About 27% of U.S. employers say they already have analyzed the cost of complying with the Patient Protection and Affordable Care Act of 2010 (PPACA) and other new health system change laws and regulations.
More than 30% say PPACA has increased health benefits costs by more than 2%, and 15% say PPACA has increased health benefits costs by more than 5%, according to consultants in the New York human capital practice at Willis Group Holdings P.L.C. (NYSE:WSH).
Willis surveyed about 2,300 U.S. employers of all sizes.
The participating employers said the most expensive PPACA provision that has already started to take effect is the one requiring employers that offer dependent coverage to treat children up to age 26 as dependents.
The provision that eliminates lifetime benefits limits and phases out annual benefits limits is almost as costly, employers told Willis.
About 22% of the employers said the young adult coverage provision has increased their costs by more than 2%, and about 19% said the benefits limit provision has increased costs by more than 2%.
The cost of a provision eliminating co-payments and deductibles for preventive services may be exceeding the 2% threshold at 15% of the employers, and the cost of removing pre-existing condition exclusions for children under age 19 may be exceeding the threshold at 13% of the employers.
The large employers that participated in the latest Towers Watson/National Business Group on Health survey are getting nervous about 2014.
Towers Watson & Company, New York (NYSE:TW), and the National Business Group on Health (NBGH), Washington, surveyed 512 U.S. employers earlier this winter.

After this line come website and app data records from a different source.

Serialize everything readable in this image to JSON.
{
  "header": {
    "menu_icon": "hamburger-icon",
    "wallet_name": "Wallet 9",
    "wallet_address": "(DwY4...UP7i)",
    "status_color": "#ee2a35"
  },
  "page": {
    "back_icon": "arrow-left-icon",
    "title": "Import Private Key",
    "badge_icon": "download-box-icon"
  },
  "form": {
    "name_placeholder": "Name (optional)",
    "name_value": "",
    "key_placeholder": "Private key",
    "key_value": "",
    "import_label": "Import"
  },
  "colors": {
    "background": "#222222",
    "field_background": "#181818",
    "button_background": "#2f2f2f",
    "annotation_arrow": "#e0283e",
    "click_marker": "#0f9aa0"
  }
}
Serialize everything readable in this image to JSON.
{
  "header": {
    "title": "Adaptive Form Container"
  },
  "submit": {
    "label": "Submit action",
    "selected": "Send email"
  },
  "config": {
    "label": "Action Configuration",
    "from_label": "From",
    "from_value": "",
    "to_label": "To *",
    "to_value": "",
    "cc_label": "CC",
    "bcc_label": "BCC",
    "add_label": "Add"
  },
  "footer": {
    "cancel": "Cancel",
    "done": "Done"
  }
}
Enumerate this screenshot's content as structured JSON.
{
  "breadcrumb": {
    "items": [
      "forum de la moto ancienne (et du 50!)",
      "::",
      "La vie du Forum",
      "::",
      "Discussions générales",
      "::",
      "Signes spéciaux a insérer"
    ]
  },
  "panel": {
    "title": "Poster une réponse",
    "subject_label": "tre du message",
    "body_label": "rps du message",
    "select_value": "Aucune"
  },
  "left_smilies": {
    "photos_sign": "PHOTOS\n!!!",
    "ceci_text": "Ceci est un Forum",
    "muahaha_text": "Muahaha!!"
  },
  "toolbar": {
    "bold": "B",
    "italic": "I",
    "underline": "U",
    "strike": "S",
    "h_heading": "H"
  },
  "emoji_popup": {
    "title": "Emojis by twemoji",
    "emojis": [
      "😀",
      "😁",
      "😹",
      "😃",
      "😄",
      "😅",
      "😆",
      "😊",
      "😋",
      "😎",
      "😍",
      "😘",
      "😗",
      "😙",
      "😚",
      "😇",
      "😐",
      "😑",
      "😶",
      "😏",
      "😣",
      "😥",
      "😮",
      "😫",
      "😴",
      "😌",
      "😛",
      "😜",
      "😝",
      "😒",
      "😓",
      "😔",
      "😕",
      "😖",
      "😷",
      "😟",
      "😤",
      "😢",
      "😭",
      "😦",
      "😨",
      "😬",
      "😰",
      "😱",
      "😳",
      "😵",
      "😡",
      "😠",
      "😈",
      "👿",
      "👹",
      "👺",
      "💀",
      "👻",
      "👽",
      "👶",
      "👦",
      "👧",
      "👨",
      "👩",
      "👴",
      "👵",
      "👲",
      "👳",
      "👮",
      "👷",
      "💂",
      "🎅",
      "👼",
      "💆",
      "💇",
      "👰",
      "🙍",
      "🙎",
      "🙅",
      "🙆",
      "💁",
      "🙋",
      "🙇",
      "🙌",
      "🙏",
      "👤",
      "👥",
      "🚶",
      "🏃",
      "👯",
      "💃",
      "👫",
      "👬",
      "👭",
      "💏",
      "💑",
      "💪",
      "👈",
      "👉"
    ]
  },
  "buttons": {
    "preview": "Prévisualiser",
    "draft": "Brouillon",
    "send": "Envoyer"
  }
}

Each participating company had at least 1,000 employees.
Many major provisions of the Patient Protection and Affordable Care Act of 2010 (PPACA) are scheduled to take effect in 2014.